Wednesday, July 28, 2010

Carl Hiaasen

Carl Hiaasen's novels include the best-selling Skinny Dip, Sick Puppy, Lucky You, and the newly released Star Island.

From his Q & A with Alexandra Alter for the Wall Street Journal:

A couple of iconic characters from your previous novels show up in "Star Island" —Skink, the former governor of Florida who went nuts and lives naked in the mangroves, and Chemo, a former hit man who is hired as Cherry Pye's bodyguard and has a weed cutter as an artificial hand. Why did you revive these characters?

I hadn't used Chemo for, god, I don't know how many years. He went to prison at the end of the [1989] novel "Skin Tight."…I had gotten a note from [novelist] Elmore Leonard that said, "I'm so glad you didn't kill Chemo off. I really liked him." I sort of had that in the back of my head, and I did the math and I thought, "He ought to be out by now. Even in Florida, he's probably out of the slammer by now, and he probably would be selling mortgages." I was fond of him, as depraved as he was. And Skink is just this old familiar deranged crusader that I keep bringing back because I like him and I get more mail about that character than any other I've created.

A lot of the villains in your novels get punished in creative ways—a sea urchin to the groin for a developer who is destroying mangrove forests, for example. Is writing such scenes cathartic for you?

Very cathartic. When I was in college and I was young, you read these great novels that have these ambiguous, artsy endings—what happened to who, where did the bad guy end up, is the couple staying together?
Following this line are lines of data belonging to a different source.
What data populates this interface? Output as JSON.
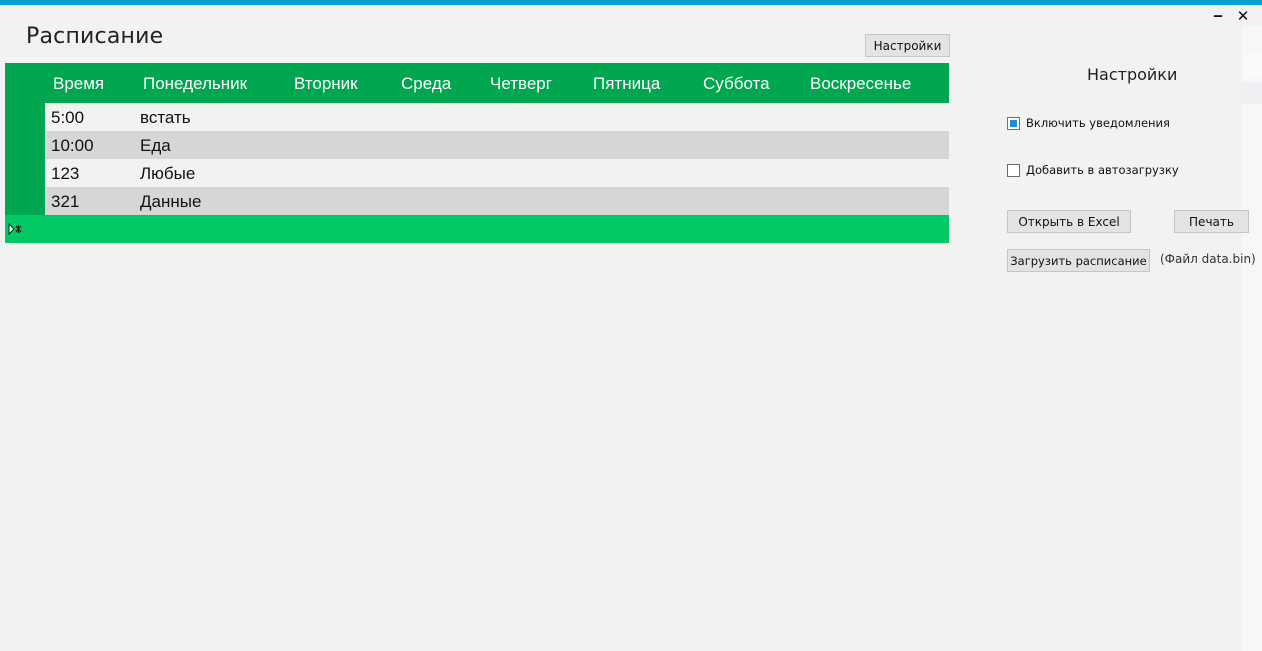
{
  "window": {
    "minimize_glyph": "‒",
    "close_glyph": "✕"
  },
  "page": {
    "title": "Расписание",
    "settings_button": "Настройки"
  },
  "schedule": {
    "columns": [
      "Время",
      "Понедельник",
      "Вторник",
      "Среда",
      "Четверг",
      "Пятница",
      "Суббота",
      "Воскресенье"
    ],
    "rows": [
      {
        "time": "5:00",
        "monday": "встать"
      },
      {
        "time": "10:00",
        "monday": "Еда"
      },
      {
        "time": "123",
        "monday": "Любые"
      },
      {
        "time": "321",
        "monday": "Данные"
      }
    ],
    "new_row_icon": "new-row-marker-icon"
  },
  "settings_panel": {
    "title": "Настройки",
    "notifications": {
      "label": "Включить уведомления",
      "checked": true
    },
    "autostart": {
      "label": "Добавить в автозагрузку",
      "checked": false
    },
    "open_excel": "Открыть в Excel",
    "print": "Печать",
    "load_schedule": "Загрузить расписание",
    "file_note": "(Файл data.bin)"
  },
  "colors": {
    "accent_bar": "#0aa0d0",
    "grid_header": "#00a650",
    "grid_new_row": "#00c864",
    "row_alt": "#d6d6d6",
    "checkbox_fill": "#1f8dd6"
  }
}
And I think if you have invested a lot in a really rotten character like...[read on]
--Marshal Zeringue